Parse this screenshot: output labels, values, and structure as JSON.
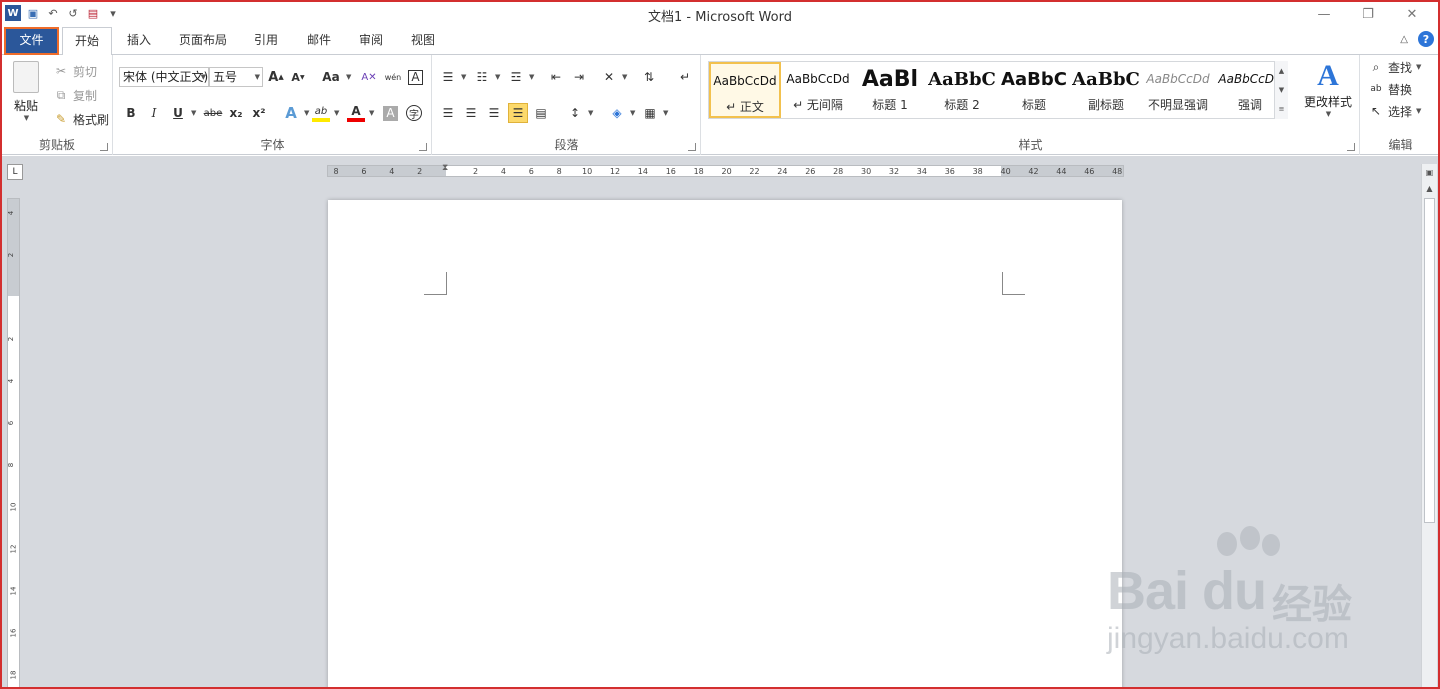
{
  "window": {
    "title": "文档1 - Microsoft Word",
    "controls": {
      "minimize": "—",
      "restore": "❐",
      "close": "✕"
    }
  },
  "qat": {
    "word_icon": "W",
    "save": "💾",
    "undo": "↶",
    "redo": "↺",
    "customize": "▾"
  },
  "tabs": [
    {
      "label": "文件"
    },
    {
      "label": "开始"
    },
    {
      "label": "插入"
    },
    {
      "label": "页面布局"
    },
    {
      "label": "引用"
    },
    {
      "label": "邮件"
    },
    {
      "label": "审阅"
    },
    {
      "label": "视图"
    }
  ],
  "clipboard": {
    "paste": "粘贴",
    "cut": "剪切",
    "copy": "复制",
    "format_painter": "格式刷",
    "label": "剪贴板"
  },
  "font": {
    "family": "宋体 (中文正文)",
    "size": "五号",
    "label": "字体",
    "buttons": {
      "bold": "B",
      "italic": "I",
      "underline": "U",
      "strike": "abe",
      "sub": "x₂",
      "sup": "x²",
      "grow": "A",
      "shrink": "A",
      "case": "Aa",
      "clear": "A",
      "pinyin": "wén",
      "char_border": "A",
      "text_effect": "A",
      "highlight": "ab",
      "font_color": "A",
      "shade": "A",
      "enclose": "字"
    }
  },
  "paragraph": {
    "label": "段落"
  },
  "styles": {
    "label": "样式",
    "items": [
      {
        "sample": "AaBbCcDd",
        "name": "↵ 正文"
      },
      {
        "sample": "AaBbCcDd",
        "name": "↵ 无间隔"
      },
      {
        "sample": "AaBl",
        "name": "标题 1"
      },
      {
        "sample": "AaBbC",
        "name": "标题 2"
      },
      {
        "sample": "AaBbC",
        "name": "标题"
      },
      {
        "sample": "AaBbC",
        "name": "副标题"
      },
      {
        "sample": "AaBbCcDd",
        "name": "不明显强调"
      },
      {
        "sample": "AaBbCcDd",
        "name": "强调"
      }
    ],
    "change_styles": "更改样式"
  },
  "editing": {
    "find": "查找",
    "replace": "替换",
    "select": "选择",
    "label": "编辑"
  },
  "ruler": {
    "h_ticks": [
      "8",
      "6",
      "4",
      "2",
      "",
      "2",
      "4",
      "6",
      "8",
      "10",
      "12",
      "14",
      "16",
      "18",
      "20",
      "22",
      "24",
      "26",
      "28",
      "30",
      "32",
      "34",
      "36",
      "38",
      "40",
      "42",
      "44",
      "46",
      "48"
    ],
    "v_ticks": [
      "4",
      "2",
      "",
      "2",
      "4",
      "6",
      "8",
      "10",
      "12",
      "14",
      "16",
      "18"
    ],
    "corner": "L"
  },
  "watermark": {
    "logo": "Bai  du",
    "jingyan": "经验",
    "url": "jingyan.baidu.com"
  },
  "colors": {
    "file_tab": "#2b579a",
    "highlight_frame": "#ef6c2a",
    "accent_red": "#d32f2f"
  }
}
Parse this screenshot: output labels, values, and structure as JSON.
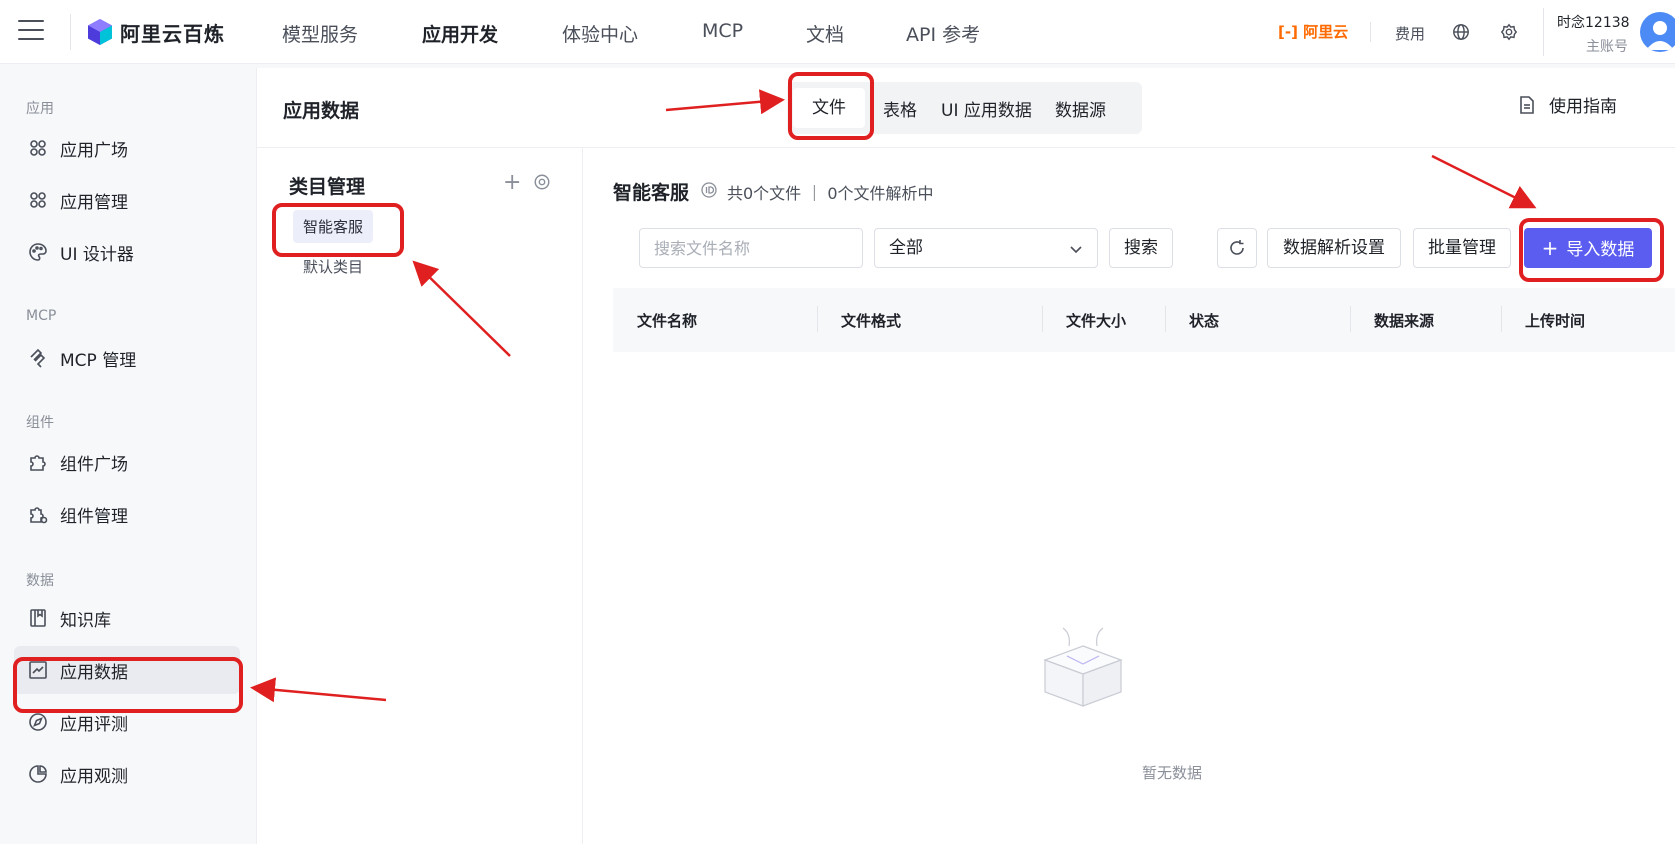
{
  "topbar": {
    "brand": "阿里云百炼",
    "nav": [
      "模型服务",
      "应用开发",
      "体验中心",
      "MCP",
      "文档",
      "API 参考"
    ],
    "aliyun": "[-] 阿里云",
    "billing": "费用",
    "user": "时念12138",
    "role": "主账号"
  },
  "sidebar": {
    "group_app": "应用",
    "app_square": "应用广场",
    "app_manage": "应用管理",
    "ui_designer": "UI 设计器",
    "group_mcp": "MCP",
    "mcp_manage": "MCP 管理",
    "group_component": "组件",
    "component_square": "组件广场",
    "component_manage": "组件管理",
    "group_data": "数据",
    "knowledge": "知识库",
    "app_data": "应用数据",
    "app_eval": "应用评测",
    "app_observe": "应用观测"
  },
  "header": {
    "title": "应用数据",
    "tabs": [
      "文件",
      "表格",
      "UI 应用数据",
      "数据源"
    ],
    "guide": "使用指南"
  },
  "category": {
    "title": "类目管理",
    "add": "+",
    "items": [
      "智能客服",
      "默认类目"
    ]
  },
  "content": {
    "title": "智能客服",
    "count": "共0个文件 ｜ 0个文件解析中",
    "search_placeholder": "搜索文件名称",
    "filter": "全部",
    "search_button": "搜索",
    "parse_settings": "数据解析设置",
    "batch_manage": "批量管理",
    "import": "导入数据",
    "columns": [
      "文件名称",
      "文件格式",
      "文件大小",
      "状态",
      "数据来源",
      "上传时间"
    ],
    "empty": "暂无数据"
  },
  "colors": {
    "primary": "#5b5cf0",
    "annotation": "#e02020",
    "aliyun": "#ff6a00"
  }
}
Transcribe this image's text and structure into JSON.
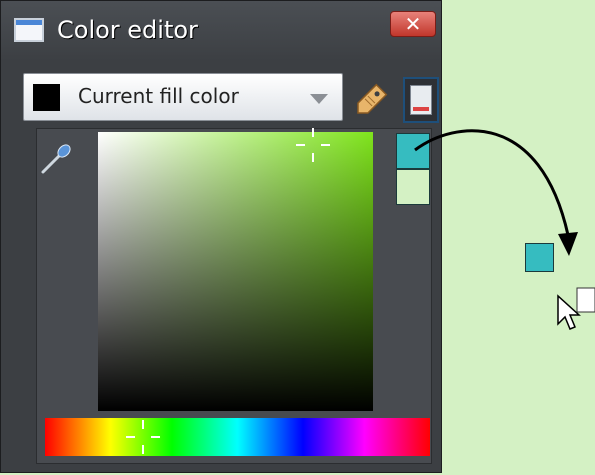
{
  "window": {
    "title": "Color editor",
    "close_glyph": "✕"
  },
  "color_dropdown": {
    "selected": "Current fill color"
  },
  "colors": {
    "current_fill": "#000000",
    "new_color": "#36bcc0",
    "old_color": "#d4f1c4",
    "hue_base": "#7fe41c"
  },
  "icons": [
    "app-window-icon",
    "close-icon",
    "chevron-down-icon",
    "tag-icon",
    "panel-toggle-icon",
    "eyedropper-icon",
    "drag-arrow",
    "mouse-pointer-icon"
  ]
}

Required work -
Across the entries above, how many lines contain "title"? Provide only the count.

Solution to the exercise -
5